After a devastating earthquake strikes California, Raymond “Ray” Gaines, a fire department air rescue pilot, is forced to battle all the forces of nature in order to save his daughter Blake and his estranged wife Emma who are trapped someplace in San Francisco. A seismologist named Dr. Lawrence Hayes cautions people that a bigger earthquake is on the horizon, as they all work to recover from the damage.
Popcorn disaster films like San Andreas were common in the 1970s, and while their plots were contrived and forced, they were solid entertainers because they were fresh and unique. Now, they feature cutting-edge special effects but they’re still just as contrived as ever. The overly clichéd, highly predictable, and simply trite story is absurd in every way.
In order to destroy the aircraft and rescue his daughter and wife, Ray utilizes it. He somehow gets away with stealing a boat, an airplane from an actual hangar, AND a pickup truck to save his family. In the midst of the confusion, his ex-wife Emma is just trying to find a solution to all of her difficulties with Ray, in one of the most forced love stories ever. Not to mention, despite the wreckage and chaos, the telephone lines are functioning flawlessly even if the cell service is completely gone.
There’s also a sequence where Ray maneuvers a motor boat through the rubble and potential survivors of the city as though he were out speedboating.
The acting in San Andreas is a mixed bag, none of the actors seem to be playing a character. It’s just okayish, I can’t hate on them if they weren’t interested in saying some of the worst studio-produced corny lines ever. Poor Paul Giamatti seems to be relegated to playing himself, meanwhile, Dwayne Johnson and Carla Gugino, are also stuck portraying themselves in the film. Hugo Johnstone-Burt, Alexandra Daddario, and Paul Giamatti provide solid backing though, even if their roles aren’t that particularly demanding.
I hope no one expects any ground-breaking dialogue or a compelling plot here, because the creators of this film have incorporated every cliched plot device and corny line of conversation that they could scavenge.
It’s no surprise that the special effects are unquestionably the film’s best feature. Normally, I don’t like CGI since it often just looks artificial and detracts from the tale, but with the advancement of technology, it’s becoming increasingly difficult to detect the impact, which is fantastic.
This film features a ton of destruction, and I must confess that the special effects give the impression that everything you see is actually happening. This made the action sequences feel even more visceral, as the body count in this film kept on rising throughout the run time.

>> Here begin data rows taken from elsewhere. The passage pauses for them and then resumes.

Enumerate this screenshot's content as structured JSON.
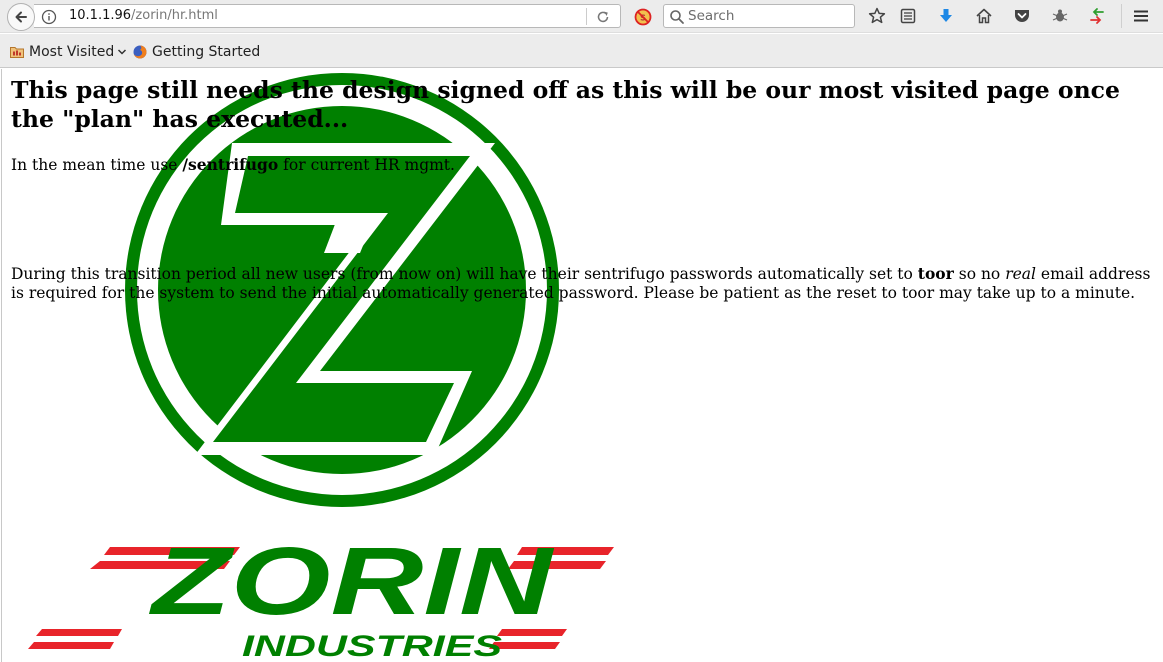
{
  "browser": {
    "url_host": "10.1.1.96",
    "url_path": "/zorin/hr.html",
    "search_placeholder": "Search"
  },
  "bookmarks": {
    "most_visited_label": "Most Visited",
    "getting_started_label": "Getting Started"
  },
  "page": {
    "heading": "This page still needs the design signed off as this will be our most visited page once the \"plan\" has executed...",
    "p1": {
      "before": "In the mean time use ",
      "bold": "/sentrifugo",
      "after": " for current HR mgmt."
    },
    "p2": {
      "before": "During this transition period all new users (from now on) will have their sentrifugo passwords automatically set to ",
      "bold": "toor",
      "middle": " so no ",
      "italic": "real",
      "after": " email address is required for the system to send the initial automatically generated password. Please be patient as the reset to toor may take up to a minute."
    },
    "logo": {
      "wordmark": "ZORIN",
      "subtitle": "INDUSTRIES"
    }
  },
  "colors": {
    "logo_green": "#008000",
    "logo_red": "#e8242a"
  }
}
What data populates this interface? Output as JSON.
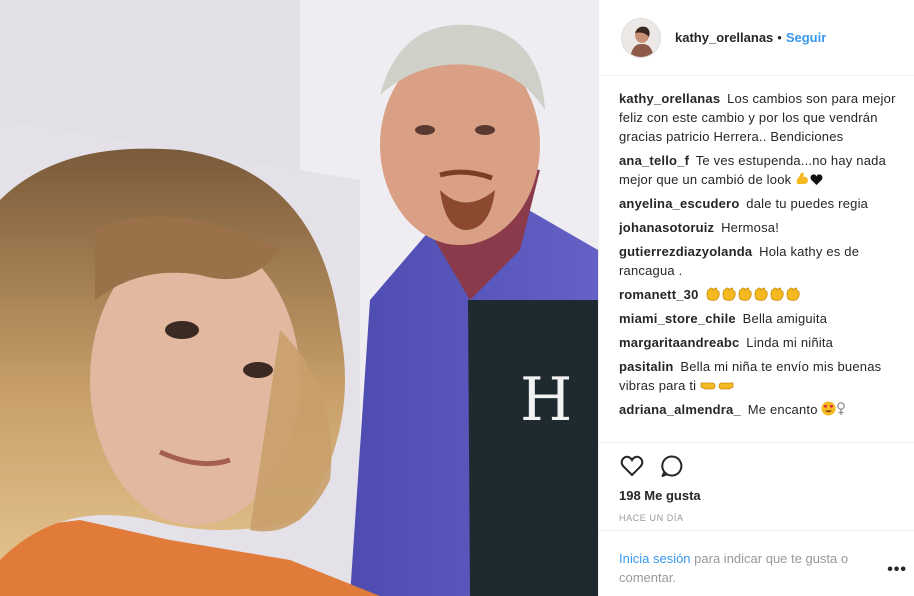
{
  "header": {
    "username": "kathy_orellanas",
    "separator": "•",
    "follow_label": "Seguir"
  },
  "comments": [
    {
      "user": "kathy_orellanas",
      "text": "Los cambios son para mejor feliz con este cambio y por los que vendrán gracias patricio Herrera.. Bendiciones"
    },
    {
      "user": "ana_tello_f",
      "text": "Te ves estupenda...no hay nada mejor que un cambió de look",
      "emoji": [
        "flexed-biceps",
        "black-heart"
      ]
    },
    {
      "user": "anyelina_escudero",
      "text": "dale tu puedes regia"
    },
    {
      "user": "johanasotoruiz",
      "text": "Hermosa!"
    },
    {
      "user": "gutierrezdiazyolanda",
      "text": "Hola kathy es de rancagua ."
    },
    {
      "user": "romanett_30",
      "text": "",
      "emoji": [
        "clapping-hands",
        "clapping-hands",
        "clapping-hands",
        "clapping-hands",
        "clapping-hands",
        "clapping-hands"
      ]
    },
    {
      "user": "miami_store_chile",
      "text": "Bella amiguita"
    },
    {
      "user": "margaritaandreabc",
      "text": "Linda mi niñita"
    },
    {
      "user": "pasitalin",
      "text": "Bella mi niña te envío mis buenas vibras para ti",
      "emoji": [
        "handshake-left",
        "handshake-right"
      ]
    },
    {
      "user": "adriana_almendra_",
      "text": "Me encanto",
      "emoji": [
        "heart-eyes-face",
        "female-sign"
      ]
    }
  ],
  "actions": {
    "like_icon": "heart-outline-icon",
    "comment_icon": "speech-bubble-icon",
    "likes_label": "198 Me gusta",
    "timestamp": "HACE UN DÍA"
  },
  "login": {
    "link_label": "Inicia sesión",
    "rest_text": "para indicar que te gusta o comentar.",
    "more_label": "•••"
  },
  "colors": {
    "link_blue": "#3897f0",
    "text_dark": "#262626",
    "text_gray": "#999999",
    "border": "#efefef"
  }
}
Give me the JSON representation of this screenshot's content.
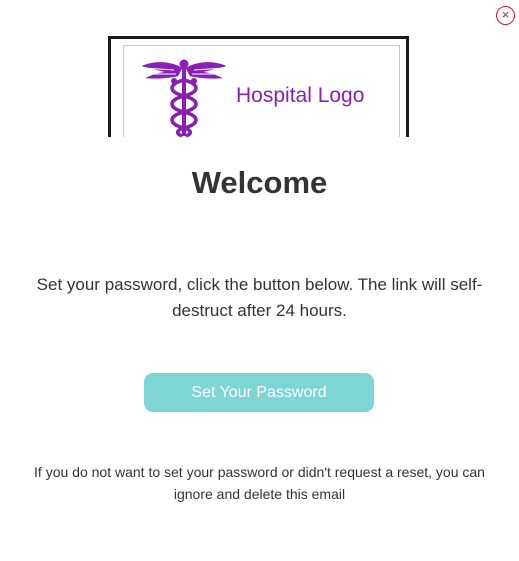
{
  "close": {
    "glyph": "×",
    "icon": "close-circle-icon"
  },
  "logo": {
    "text": "Hospital Logo",
    "icon": "caduceus-icon",
    "color": "#8a1fb5"
  },
  "heading": "Welcome",
  "message": "Set your password, click the button below. The link will self-destruct after 24 hours.",
  "button": {
    "label": "Set Your Password",
    "color": "#7dd5d5"
  },
  "footer_note": "If you do not want to set your password or didn't request a reset, you can ignore and delete this email",
  "colors": {
    "close": "#d6182b",
    "text": "#333333"
  }
}
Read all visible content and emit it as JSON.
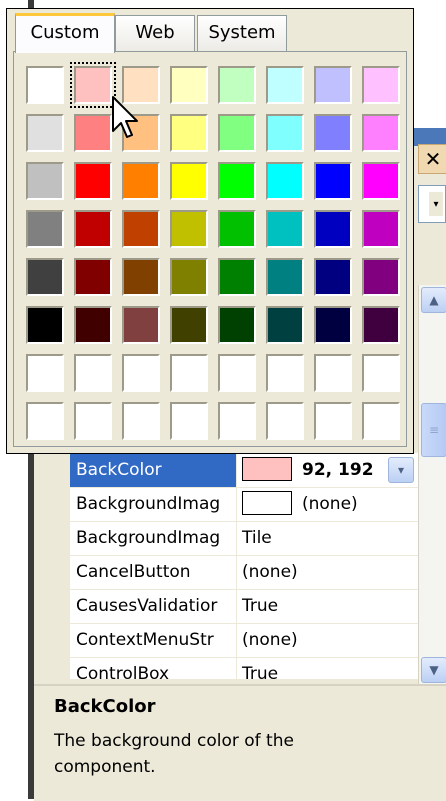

Its visual effects and CGI might be fantastic, but San Andreas has some really bland camera work that takes away from the overall atmosphere that the film is trying to lay down. Moreover, there’s a ton of issues when it comes to the film’s color grading, which makes it seem muddy at times, although that should have worked given the plot.
The music is a big letdown as well, feeling like just another collection of mass-produced studio tunes that you hear in every American action film these days, nothing original.
You will have fun and it will absolutely be the time killer you’ve been looking for if you know what to expect. That’s pretty much all you can get out of this, which is fair because that’s what this movie was attempting to accomplish. San Andreas is undoubtedly a piece of undemanding entertainment. However, it’s not a movie I’m eager to watch again. If you look at it in comparison to other works in this crowded subgenre, it’s surprisingly not bad at all.
- Entertaining, rough and fun
- The acting is somewhat okay, not bad not too great
- The VFX and CGI make the action feel truly remarkable
- A super dumb and contrived plot
- The writing is abysmal, with corny dialogue and cliched narrative points
- Horrid cinematography
- The music serves no purpose but to be checked off on list of elements present in the film